**Problem to solve**
Please reproduce, exactly and with nothing else, every line from the one containing "Serialize everything readable" through the last line of the records below.

**Given records**
•••••

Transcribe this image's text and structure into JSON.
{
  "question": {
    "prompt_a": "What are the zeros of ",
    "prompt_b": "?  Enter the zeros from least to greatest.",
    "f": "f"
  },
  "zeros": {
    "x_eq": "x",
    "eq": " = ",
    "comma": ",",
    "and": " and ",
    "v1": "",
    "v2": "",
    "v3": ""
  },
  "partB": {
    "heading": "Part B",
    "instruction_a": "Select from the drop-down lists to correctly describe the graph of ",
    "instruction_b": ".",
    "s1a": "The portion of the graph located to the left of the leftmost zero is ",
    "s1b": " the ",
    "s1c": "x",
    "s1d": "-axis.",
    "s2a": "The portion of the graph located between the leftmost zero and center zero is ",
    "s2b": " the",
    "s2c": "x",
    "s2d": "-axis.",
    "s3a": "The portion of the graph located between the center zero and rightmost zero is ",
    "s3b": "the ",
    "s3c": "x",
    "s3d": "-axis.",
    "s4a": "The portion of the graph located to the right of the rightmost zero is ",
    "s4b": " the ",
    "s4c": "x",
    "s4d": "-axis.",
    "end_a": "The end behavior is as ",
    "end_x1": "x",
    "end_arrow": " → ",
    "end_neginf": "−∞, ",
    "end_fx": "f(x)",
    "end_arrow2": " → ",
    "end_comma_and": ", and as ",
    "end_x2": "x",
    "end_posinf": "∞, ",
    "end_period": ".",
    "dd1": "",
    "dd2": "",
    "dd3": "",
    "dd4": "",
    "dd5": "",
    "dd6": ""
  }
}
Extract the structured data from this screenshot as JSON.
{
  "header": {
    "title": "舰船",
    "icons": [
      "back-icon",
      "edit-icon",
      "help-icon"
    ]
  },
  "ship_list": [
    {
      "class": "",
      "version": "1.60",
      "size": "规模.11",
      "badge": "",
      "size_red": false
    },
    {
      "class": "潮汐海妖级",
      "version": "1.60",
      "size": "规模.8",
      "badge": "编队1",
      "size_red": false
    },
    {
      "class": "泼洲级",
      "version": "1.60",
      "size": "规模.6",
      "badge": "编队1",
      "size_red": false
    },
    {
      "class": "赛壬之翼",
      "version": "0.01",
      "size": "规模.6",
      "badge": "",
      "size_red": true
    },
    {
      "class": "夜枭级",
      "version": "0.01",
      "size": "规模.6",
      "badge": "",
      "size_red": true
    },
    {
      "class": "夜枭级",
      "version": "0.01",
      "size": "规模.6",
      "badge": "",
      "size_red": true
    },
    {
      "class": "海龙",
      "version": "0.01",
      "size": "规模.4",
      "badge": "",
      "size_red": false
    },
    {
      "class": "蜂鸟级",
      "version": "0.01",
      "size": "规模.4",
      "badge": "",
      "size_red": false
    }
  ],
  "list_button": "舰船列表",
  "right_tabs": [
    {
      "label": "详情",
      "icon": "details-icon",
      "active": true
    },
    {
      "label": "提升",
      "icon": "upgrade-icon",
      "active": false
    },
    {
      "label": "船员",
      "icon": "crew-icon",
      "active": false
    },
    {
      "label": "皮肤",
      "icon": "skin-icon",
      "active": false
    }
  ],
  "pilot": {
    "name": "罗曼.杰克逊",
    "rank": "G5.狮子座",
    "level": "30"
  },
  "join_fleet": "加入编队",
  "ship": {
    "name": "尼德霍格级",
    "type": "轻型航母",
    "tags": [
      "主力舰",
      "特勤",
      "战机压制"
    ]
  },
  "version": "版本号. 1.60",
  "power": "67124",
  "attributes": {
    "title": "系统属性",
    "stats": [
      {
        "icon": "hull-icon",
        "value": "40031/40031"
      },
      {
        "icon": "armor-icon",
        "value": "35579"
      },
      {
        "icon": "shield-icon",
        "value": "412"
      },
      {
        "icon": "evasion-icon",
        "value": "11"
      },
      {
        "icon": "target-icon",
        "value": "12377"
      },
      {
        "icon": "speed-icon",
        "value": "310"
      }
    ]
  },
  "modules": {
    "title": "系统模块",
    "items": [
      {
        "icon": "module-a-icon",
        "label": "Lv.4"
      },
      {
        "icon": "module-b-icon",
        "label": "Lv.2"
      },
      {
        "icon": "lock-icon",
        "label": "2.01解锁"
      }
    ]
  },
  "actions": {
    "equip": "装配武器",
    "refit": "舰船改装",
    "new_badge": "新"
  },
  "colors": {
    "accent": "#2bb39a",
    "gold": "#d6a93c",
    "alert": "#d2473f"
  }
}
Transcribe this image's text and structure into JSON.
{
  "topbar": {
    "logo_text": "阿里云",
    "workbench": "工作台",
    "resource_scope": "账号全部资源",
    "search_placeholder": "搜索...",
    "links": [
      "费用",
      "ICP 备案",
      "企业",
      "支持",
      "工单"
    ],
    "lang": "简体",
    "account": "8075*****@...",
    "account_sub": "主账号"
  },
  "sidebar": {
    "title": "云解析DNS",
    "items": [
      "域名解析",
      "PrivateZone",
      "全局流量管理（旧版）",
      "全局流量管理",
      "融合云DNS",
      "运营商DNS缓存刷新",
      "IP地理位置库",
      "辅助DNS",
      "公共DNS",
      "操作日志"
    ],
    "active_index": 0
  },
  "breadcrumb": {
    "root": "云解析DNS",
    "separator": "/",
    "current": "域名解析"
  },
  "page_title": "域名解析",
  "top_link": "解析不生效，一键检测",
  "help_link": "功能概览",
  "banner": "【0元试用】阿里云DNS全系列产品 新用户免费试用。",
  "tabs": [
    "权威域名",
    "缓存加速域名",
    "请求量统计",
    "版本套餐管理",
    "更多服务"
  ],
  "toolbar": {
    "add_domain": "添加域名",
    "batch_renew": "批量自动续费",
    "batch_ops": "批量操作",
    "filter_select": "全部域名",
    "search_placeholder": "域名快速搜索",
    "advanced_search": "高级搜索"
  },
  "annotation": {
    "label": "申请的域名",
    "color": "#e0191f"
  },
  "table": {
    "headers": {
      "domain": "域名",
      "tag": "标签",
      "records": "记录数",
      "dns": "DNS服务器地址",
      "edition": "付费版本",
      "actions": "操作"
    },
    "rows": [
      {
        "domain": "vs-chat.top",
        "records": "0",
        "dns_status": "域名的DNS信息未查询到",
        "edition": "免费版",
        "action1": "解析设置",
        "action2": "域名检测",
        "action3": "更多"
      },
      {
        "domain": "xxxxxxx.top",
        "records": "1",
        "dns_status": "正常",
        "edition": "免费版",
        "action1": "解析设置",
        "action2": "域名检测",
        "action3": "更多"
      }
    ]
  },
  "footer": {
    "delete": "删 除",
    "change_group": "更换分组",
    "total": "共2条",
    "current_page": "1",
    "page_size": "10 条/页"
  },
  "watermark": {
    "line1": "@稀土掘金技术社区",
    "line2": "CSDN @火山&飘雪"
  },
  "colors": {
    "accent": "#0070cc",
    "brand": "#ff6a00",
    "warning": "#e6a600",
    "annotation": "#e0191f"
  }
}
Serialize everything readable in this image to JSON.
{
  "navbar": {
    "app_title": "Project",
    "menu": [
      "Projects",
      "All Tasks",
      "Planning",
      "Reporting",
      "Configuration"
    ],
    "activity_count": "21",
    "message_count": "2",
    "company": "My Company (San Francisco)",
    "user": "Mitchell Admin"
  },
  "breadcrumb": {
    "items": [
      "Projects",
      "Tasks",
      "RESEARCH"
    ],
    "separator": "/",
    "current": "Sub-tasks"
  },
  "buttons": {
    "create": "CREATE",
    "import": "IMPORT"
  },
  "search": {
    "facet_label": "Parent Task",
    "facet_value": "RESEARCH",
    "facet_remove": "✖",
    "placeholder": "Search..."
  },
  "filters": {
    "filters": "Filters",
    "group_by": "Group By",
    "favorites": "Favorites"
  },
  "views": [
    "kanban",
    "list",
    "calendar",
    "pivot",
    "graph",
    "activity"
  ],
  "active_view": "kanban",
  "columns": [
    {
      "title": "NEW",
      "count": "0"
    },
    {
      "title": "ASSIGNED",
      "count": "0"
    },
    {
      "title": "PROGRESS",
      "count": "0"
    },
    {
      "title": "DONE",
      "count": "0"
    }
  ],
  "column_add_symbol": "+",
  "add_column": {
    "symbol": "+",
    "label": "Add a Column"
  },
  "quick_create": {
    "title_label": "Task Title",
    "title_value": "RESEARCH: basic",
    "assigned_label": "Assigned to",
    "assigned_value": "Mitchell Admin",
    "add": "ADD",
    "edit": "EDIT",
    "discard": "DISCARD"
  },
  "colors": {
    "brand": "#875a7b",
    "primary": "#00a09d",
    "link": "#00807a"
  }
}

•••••

**Written response**
Serialize everything readable in this image to JSON.
{
  "navbar": {
    "app_title": "Project",
    "menu": [
      "Projects",
      "All Tasks",
      "Planning",
      "Reporting",
      "Configuration"
    ],
    "activity_count": "21",
    "message_count": "2",
    "company": "My Company (San Francisco)",
    "user": "Mitchell Admin"
  },
  "breadcrumb": {
    "items": [
      "Projects",
      "Tasks",
      "RESEARCH"
    ],
    "separator": "/",
    "current": "Sub-tasks"
  },
  "buttons": {
    "create": "CREATE",
    "import": "IMPORT"
  },
  "search": {
    "facet_label": "Parent Task",
    "facet_value": "RESEARCH",
    "facet_remove": "✖",
    "placeholder": "Search..."
  },
  "filters": {
    "filters": "Filters",
    "group_by": "Group By",
    "favorites": "Favorites"
  },
  "views": [
    "kanban",
    "list",
    "calendar",
    "pivot",
    "graph",
    "activity"
  ],
  "active_view": "kanban",
  "columns": [
    {
      "title": "NEW",
      "count": "0"
    },
    {
      "title": "ASSIGNED",
      "count": "0"
    },
    {
      "title": "PROGRESS",
      "count": "0"
    },
    {
      "title": "DONE",
      "count": "0"
    }
  ],
  "column_add_symbol": "+",
  "add_column": {
    "symbol": "+",
    "label": "Add a Column"
  },
  "quick_create": {
    "title_label": "Task Title",
    "title_value": "RESEARCH: basic",
    "assigned_label": "Assigned to",
    "assigned_value": "Mitchell Admin",
    "add": "ADD",
    "edit": "EDIT",
    "discard": "DISCARD"
  },
  "colors": {
    "brand": "#875a7b",
    "primary": "#00a09d",
    "link": "#00807a"
  }
}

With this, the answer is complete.